Truth Byte #39
“It doesn’t take much to make someone smile.”
Today, I read a story to my 3-year-old daughter as she waited for her dance class to start. While we were reading, three other little girls and and older brother that was dragged along for the carpool snuggled up around me and secretly listened. I invited them to join us (as if they already hadn’t), and their faces lit up. Someone noticed that they were interested and invited them to join in.
That was all it took.
As the dance teacher came out in the middle of our second story and the girls ran in to class, the older brother, who was about four years old, was left with a half-read story and a pile of ballerina books. He shyly leafed through the book I was reading to them, sneaking glances up at me. I asked him if he wanted me to finish the story. His face broke into an ear-to-ear grin as he nodded enthusiastically. So I sat there, for just five or six minutes, completing the story with this little big brother. And he smiled the whole time.
There are a lot of things we can do to make each other smile, and most of them don’t even take five or six minutes. The easiest thing is just to smile to ourselves as we look out onto the world. Have you ever noticed a happy stranger? The people who walk around in the world just looking like they are at ease with everything? That’s who I challenge you to be this week.
But here’s the catch: it’s hard to be genuinely happy if you are
- Beating yourself up about something
- Judging other people
And really, those are the only two barriers. I know this because I have met and counselled people who have every reason to be miserable, and yet, have found a way to maintain positivity. I have also met people who seem to have all the good things, and yet their “inside voices” are like pure acid.
Smiling, and being willing to seeing the world through the filters of hope and positivity, is simply a choice.
And for the scientists out there, here is a brain-science tidbit: your mind can’t really tell the difference between a fake smile and a real one (even though your best friend probably can!) So at first, it may just be about a fake smile. Eventually, you really will start feeling better.
And I am not encouraging you to be inauthentic, or just put on a happy face. I am a true believer in showing up as you are, and being the real you. However, there are always a variety of ways to look at any situation, and if you really look for it, there is likely a reason to smile, even if it’s just because you are smiling at the irony of it all.
And if it’s too hard to smile in the grown-up world that we have collectively imagined and then created, take a break from it for a while and go hang out with some kids under six. They will remind you about wonder and curiosity and being happy for no good reason. No kids in your vicinity? Enter YouTube.
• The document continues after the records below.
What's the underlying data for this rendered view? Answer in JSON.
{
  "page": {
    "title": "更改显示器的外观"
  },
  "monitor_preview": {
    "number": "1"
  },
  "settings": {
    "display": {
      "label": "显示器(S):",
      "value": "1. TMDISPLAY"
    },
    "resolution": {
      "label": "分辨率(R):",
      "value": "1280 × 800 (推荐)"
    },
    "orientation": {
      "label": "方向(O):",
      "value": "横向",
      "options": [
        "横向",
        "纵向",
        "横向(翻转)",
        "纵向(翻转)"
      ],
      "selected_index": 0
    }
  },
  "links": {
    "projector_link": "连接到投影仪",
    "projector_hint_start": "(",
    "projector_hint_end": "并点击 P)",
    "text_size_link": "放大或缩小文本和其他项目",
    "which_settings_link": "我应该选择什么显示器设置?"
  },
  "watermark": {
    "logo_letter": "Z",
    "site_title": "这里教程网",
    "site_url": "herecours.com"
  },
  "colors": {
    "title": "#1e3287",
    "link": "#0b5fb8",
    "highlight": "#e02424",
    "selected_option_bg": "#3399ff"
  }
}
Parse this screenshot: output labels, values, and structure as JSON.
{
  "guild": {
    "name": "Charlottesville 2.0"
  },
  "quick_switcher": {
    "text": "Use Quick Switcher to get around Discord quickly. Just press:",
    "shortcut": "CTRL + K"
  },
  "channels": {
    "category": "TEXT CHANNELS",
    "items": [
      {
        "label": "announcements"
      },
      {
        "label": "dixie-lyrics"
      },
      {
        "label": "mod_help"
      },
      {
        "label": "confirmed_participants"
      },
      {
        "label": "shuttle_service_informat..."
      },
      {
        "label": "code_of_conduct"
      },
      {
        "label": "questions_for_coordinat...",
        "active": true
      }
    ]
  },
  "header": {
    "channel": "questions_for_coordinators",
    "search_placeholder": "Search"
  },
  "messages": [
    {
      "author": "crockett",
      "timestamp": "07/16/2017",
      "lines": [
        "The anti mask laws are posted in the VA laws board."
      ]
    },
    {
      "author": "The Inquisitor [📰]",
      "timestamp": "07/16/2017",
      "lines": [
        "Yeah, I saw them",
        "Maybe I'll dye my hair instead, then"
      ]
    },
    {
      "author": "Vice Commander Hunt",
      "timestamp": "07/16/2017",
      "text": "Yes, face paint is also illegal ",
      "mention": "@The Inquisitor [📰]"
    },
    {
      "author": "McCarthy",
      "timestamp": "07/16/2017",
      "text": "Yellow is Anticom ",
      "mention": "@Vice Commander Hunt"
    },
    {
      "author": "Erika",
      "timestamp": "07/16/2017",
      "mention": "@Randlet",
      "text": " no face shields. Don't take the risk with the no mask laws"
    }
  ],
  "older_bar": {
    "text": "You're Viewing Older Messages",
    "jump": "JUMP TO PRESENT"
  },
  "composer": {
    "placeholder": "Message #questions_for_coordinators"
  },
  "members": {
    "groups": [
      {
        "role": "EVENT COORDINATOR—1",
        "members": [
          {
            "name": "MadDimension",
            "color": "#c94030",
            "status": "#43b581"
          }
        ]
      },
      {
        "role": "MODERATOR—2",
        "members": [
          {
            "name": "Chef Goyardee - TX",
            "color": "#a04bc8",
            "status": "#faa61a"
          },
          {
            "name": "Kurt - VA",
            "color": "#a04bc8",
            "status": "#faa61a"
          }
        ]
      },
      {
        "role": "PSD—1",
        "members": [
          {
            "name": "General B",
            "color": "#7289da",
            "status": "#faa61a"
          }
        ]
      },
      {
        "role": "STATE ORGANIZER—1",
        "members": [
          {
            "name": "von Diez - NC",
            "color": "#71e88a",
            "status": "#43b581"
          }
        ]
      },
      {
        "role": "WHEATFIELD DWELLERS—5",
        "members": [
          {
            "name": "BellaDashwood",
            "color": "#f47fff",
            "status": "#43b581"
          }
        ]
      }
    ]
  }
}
Hundreds of videos of kids just being adorable, lovable, and laughing uncontrollably.
Rather than furrowing your brow at the latest world news or family drama, what if you just allowed yourself to hang out with happiness and smile?
It will probably make you feel better.
And it may even rub off on someone around you.
It’s your life and only you can live it!